The bacteria building your baby
Australian researchers have laid to rest a longstanding controversy: is the womb sterile?
Hopping bacteria
Scientists have long known that key models of bacterial movement in real-world conditions are flawed.
Bacteria uses viral weapon against other bacteria
Bacterial cells use both a virus -- traditionally thought to be an enemy -- and a prehistoric viral protein to kill other bacteria that competes with it for food according to an international team of researchers who believe this has potential implications for future infectious disease treatment.
Drug diversity in bacteria
Bacteria produce a cocktail of various bioactive natural products in order to survive in hostile environments with competing (micro)organisms.
More Bacteria News and Bacteria Current Events
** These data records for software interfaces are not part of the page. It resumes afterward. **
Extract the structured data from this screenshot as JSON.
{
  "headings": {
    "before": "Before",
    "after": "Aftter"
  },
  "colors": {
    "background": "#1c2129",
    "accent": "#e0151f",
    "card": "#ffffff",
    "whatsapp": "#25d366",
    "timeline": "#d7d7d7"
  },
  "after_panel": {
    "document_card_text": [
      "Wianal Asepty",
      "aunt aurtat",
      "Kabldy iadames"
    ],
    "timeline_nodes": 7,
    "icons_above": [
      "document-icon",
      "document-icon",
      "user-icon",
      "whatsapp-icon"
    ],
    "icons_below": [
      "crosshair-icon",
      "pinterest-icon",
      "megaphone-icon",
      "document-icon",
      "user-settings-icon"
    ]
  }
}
Trending Science News

Current Coronavirus (COVID-19) News

Top Science Podcasts

We have hand picked the top science podcasts of 2020.
Now Playing: TED Radio Hour

Climate Mindset
In the past few months, human beings have come together to fight a global threat. This hour, TED speakers explore how our response can be the catalyst to fight another global crisis: climate change. Guests include political strategist Tom Rivett-Carnac, diplomat Christiana Figueres, climate justice activist Xiye Bastida, and writer, illustrator, and artist Oliver Jeffers.
Now Playing: Science for the People

#562 Superbug to Bedside
By now we're all good and scared about antibiotic resistance, one of the many things coming to get us all. But there's good news, sort of. News antibiotics are coming out! How do they get tested? What does that kind of a trial look like and how does it happen? Host Bethany Brookeshire talks with Matt McCarthy, author of "Superbugs: The Race to Stop an Epidemic", about the ins and outs of testing a new antibiotic in the hospital.
Now Playing: Radiolab

Speedy Beet
There are few musical moments more well-worn than the first four notes of Beethoven's Fifth Symphony. But in this short, we find out that Beethoven might have made a last-ditch effort to keep his music from ever feeling familiar, to keep pushing his listeners to a kind of psychological limit. Big thanks to our Brooklyn Philharmonic musicians: Deborah Buck and Suzy Perelman on violin, Arash Amini on cello, and Ah Ling Neu on viola. And check out The First Four Notes, Matthew Guerrieri's book on Beethoven's Fifth. Support Radiolab today at Radiolab.org/donate.